MATERIAL SHOWN >>
+ + + + +

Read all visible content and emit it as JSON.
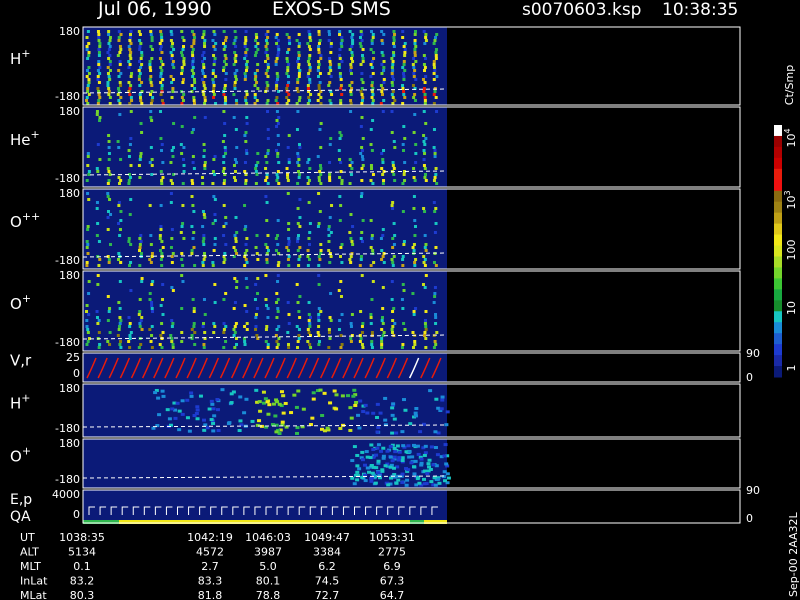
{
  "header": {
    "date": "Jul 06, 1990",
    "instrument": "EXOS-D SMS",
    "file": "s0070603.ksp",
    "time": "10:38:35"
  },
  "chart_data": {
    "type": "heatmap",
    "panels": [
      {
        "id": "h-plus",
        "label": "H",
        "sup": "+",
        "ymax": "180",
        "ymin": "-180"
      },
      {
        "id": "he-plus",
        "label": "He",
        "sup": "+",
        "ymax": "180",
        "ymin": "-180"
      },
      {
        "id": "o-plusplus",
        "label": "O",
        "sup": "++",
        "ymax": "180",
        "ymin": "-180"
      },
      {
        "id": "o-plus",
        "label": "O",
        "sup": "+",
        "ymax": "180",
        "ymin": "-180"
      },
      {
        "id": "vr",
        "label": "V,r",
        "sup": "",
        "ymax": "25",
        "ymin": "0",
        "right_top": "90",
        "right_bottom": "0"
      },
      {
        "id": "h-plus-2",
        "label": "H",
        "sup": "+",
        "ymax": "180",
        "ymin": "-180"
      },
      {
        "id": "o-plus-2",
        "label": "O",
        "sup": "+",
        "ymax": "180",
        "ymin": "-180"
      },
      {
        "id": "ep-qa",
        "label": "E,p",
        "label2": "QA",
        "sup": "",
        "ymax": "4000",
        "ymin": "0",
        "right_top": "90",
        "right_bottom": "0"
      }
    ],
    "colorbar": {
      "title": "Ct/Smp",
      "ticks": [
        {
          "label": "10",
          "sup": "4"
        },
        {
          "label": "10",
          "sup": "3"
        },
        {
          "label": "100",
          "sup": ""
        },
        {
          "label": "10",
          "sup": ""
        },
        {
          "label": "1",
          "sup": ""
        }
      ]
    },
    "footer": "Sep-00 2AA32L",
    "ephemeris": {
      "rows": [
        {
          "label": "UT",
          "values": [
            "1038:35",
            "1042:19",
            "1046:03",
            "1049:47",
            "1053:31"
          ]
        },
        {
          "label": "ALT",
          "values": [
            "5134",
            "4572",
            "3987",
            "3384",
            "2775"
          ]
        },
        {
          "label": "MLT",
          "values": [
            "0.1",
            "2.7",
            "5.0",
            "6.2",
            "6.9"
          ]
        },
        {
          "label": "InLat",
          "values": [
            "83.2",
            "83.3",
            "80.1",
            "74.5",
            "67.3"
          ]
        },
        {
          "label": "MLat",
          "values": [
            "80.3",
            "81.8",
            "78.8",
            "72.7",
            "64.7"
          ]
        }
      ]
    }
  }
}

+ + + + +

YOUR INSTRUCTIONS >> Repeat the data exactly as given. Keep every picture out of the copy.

YOUR SOLUTION >>
Read all visible content and emit it as JSON.
{
  "header": {
    "date": "Jul 06, 1990",
    "instrument": "EXOS-D SMS",
    "file": "s0070603.ksp",
    "time": "10:38:35"
  },
  "chart_data": {
    "type": "heatmap",
    "panels": [
      {
        "id": "h-plus",
        "label": "H",
        "sup": "+",
        "ymax": "180",
        "ymin": "-180"
      },
      {
        "id": "he-plus",
        "label": "He",
        "sup": "+",
        "ymax": "180",
        "ymin": "-180"
      },
      {
        "id": "o-plusplus",
        "label": "O",
        "sup": "++",
        "ymax": "180",
        "ymin": "-180"
      },
      {
        "id": "o-plus",
        "label": "O",
        "sup": "+",
        "ymax": "180",
        "ymin": "-180"
      },
      {
        "id": "vr",
        "label": "V,r",
        "sup": "",
        "ymax": "25",
        "ymin": "0",
        "right_top": "90",
        "right_bottom": "0"
      },
      {
        "id": "h-plus-2",
        "label": "H",
        "sup": "+",
        "ymax": "180",
        "ymin": "-180"
      },
      {
        "id": "o-plus-2",
        "label": "O",
        "sup": "+",
        "ymax": "180",
        "ymin": "-180"
      },
      {
        "id": "ep-qa",
        "label": "E,p",
        "label2": "QA",
        "sup": "",
        "ymax": "4000",
        "ymin": "0",
        "right_top": "90",
        "right_bottom": "0"
      }
    ],
    "colorbar": {
      "title": "Ct/Smp",
      "ticks": [
        {
          "label": "10",
          "sup": "4"
        },
        {
          "label": "10",
          "sup": "3"
        },
        {
          "label": "100",
          "sup": ""
        },
        {
          "label": "10",
          "sup": ""
        },
        {
          "label": "1",
          "sup": ""
        }
      ]
    },
    "footer": "Sep-00 2AA32L",
    "ephemeris": {
      "rows": [
        {
          "label": "UT",
          "values": [
            "1038:35",
            "1042:19",
            "1046:03",
            "1049:47",
            "1053:31"
          ]
        },
        {
          "label": "ALT",
          "values": [
            "5134",
            "4572",
            "3987",
            "3384",
            "2775"
          ]
        },
        {
          "label": "MLT",
          "values": [
            "0.1",
            "2.7",
            "5.0",
            "6.2",
            "6.9"
          ]
        },
        {
          "label": "InLat",
          "values": [
            "83.2",
            "83.3",
            "80.1",
            "74.5",
            "67.3"
          ]
        },
        {
          "label": "MLat",
          "values": [
            "80.3",
            "81.8",
            "78.8",
            "72.7",
            "64.7"
          ]
        }
      ]
    }
  }
}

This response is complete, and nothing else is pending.